Make the most of your first year
Although it can be tempting to slack off in first year, it’s a good idea to try to stay focused. By instilling good habits during the first year of your degree, you’ll be setting yourself up for success in the rest of your time at uni. Attending lectures, doing your seminar prep and handing in essays on time will become routine, meaning it won’t be such a shock to the system in your second and third years.
You’re likely to have more free time in your first time and less work to do, so take the opportunity to do some extra reading or research into your course. It doesn’t have to be boring – for example, if you’re studying history or art, you could take a trip to a museum or art gallery to enrich your studies. Students lucky enough to be living in cities like Lisbon will have access to some fascinating museums right on their doorstep.
Discussing your career options
Throughout your uni studies, try to take advantage of the resources available to you while you have them. All universities should have a career advice service where students can book appointments to discuss their career options and get an idea of what they might want to do after graduation. If your course doesn’t include a year abroad or a year in industry, university staff may be able to help you find a work placement to complete during or outside term time.
Do your best to make regular appointments to ensure you stay on track with your plans – after all, the careers advice staff are there to help you! Most career advice services will be able to help you spruce up your CV and go through some interview practice with you.
If you have a personal tutor, speak to them as well – having seen hundreds of students go through the same course as you, they’ll probably have invaluable expertise when it comes to working life.
Student societies and part-time jobs
While you’ll likely spend a lot of time hanging out with friends at uni, you can use your downtime to do some casual career research too. Joining student societies will introduce you to people from all walks of life – you never know, some of them may be able to help you along your career path!
Getting a part-time job is often a good plan while at uni. Not only does it give you a bit of extra cash, but it’s also a fantastic chance to experience the working world, plus it looks good on your CV. You’ll also develop some useful transferable skills, such as communication, leadership, teamwork and multitasking.
Finding a summer internship
The long student holidays are your chance to get some more career experience under your belt. Start looking for summer internships in advance and you’ll be rewarded with the top picks.
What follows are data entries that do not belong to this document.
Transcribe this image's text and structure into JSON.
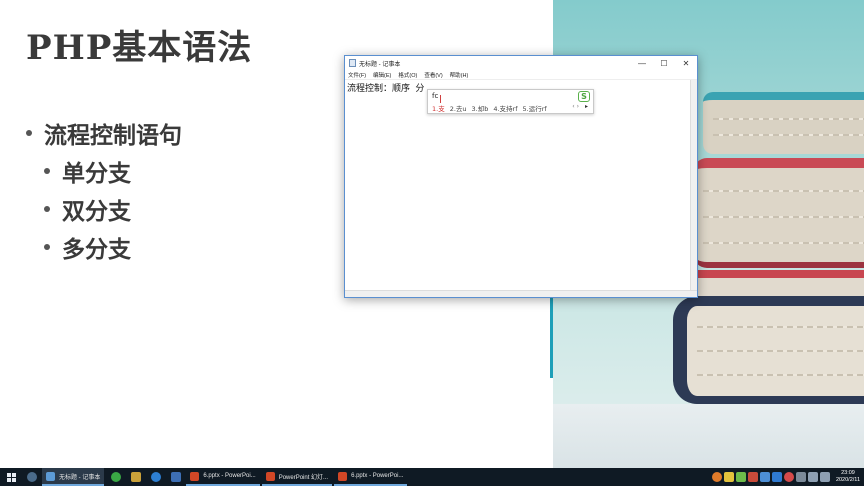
{
  "slide": {
    "title": "PHP基本语法",
    "bullets": [
      {
        "text": "流程控制语句",
        "level": 1
      },
      {
        "text": "单分支",
        "level": 2
      },
      {
        "text": "双分支",
        "level": 2
      },
      {
        "text": "多分支",
        "level": 2
      }
    ]
  },
  "notepad": {
    "title": "无标题 - 记事本",
    "controls": {
      "minimize": "—",
      "maximize": "☐",
      "close": "✕"
    },
    "menu": [
      "文件(F)",
      "编辑(E)",
      "格式(O)",
      "查看(V)",
      "帮助(H)"
    ],
    "content": "流程控制：顺序 分"
  },
  "ime": {
    "composition": "fc",
    "candidates": [
      "1.支",
      "2.去u",
      "3.却b",
      "4.支持rf",
      "5.运行rf"
    ],
    "nav": "‹ ›",
    "next": "▸",
    "logo": "S"
  },
  "taskbar": {
    "apps": [
      {
        "label": "无标题 - 记事本",
        "color": "#5c9bd6",
        "active": true
      },
      {
        "label": "6.pptx - PowerPoi...",
        "color": "#d24726",
        "active": false
      },
      {
        "label": "PowerPoint 幻灯...",
        "color": "#d24726",
        "active": false
      },
      {
        "label": "6.pptx - PowerPoi...",
        "color": "#d24726",
        "active": false
      }
    ],
    "clock_time": "23:09",
    "clock_date": "2020/2/11"
  },
  "colors": {
    "accent_teal": "#1e9fb8",
    "taskbar_bg": "#0f1a24",
    "window_border": "#5a8fd0"
  }
}
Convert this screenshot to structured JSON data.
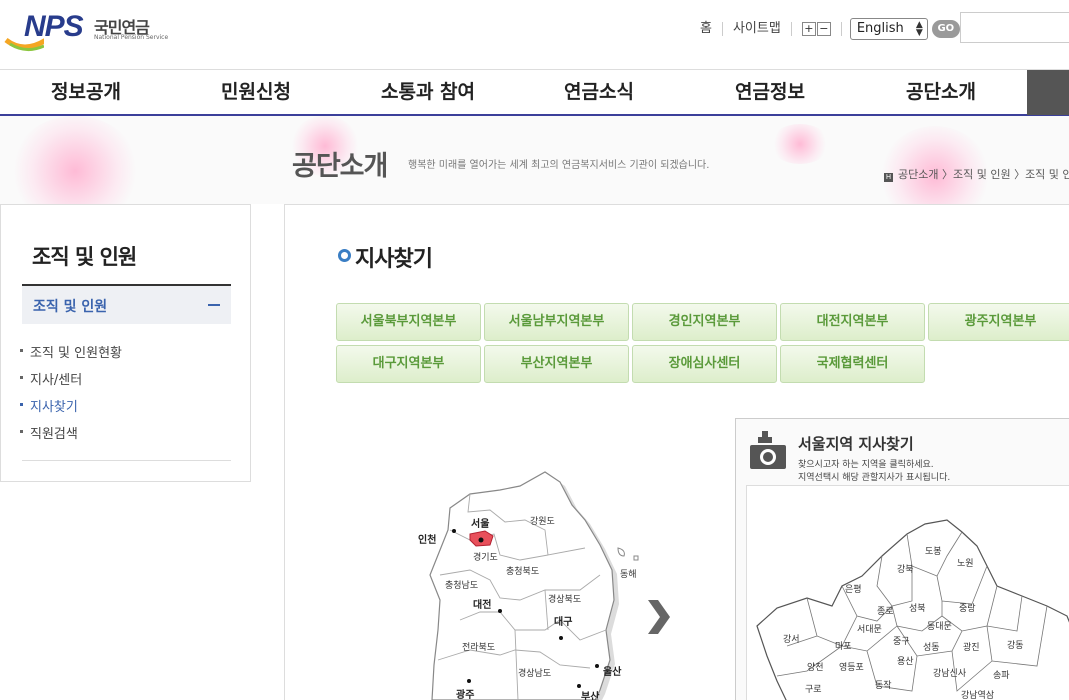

Choose an industry relevant to your degree, or that interests you the most, and you’ll be able to develop an impressive skill set for your CV that future employers will find attractive.
Whatever you choose to do, any or all of these options will surely give you a headstart when it comes to your future career – good luck!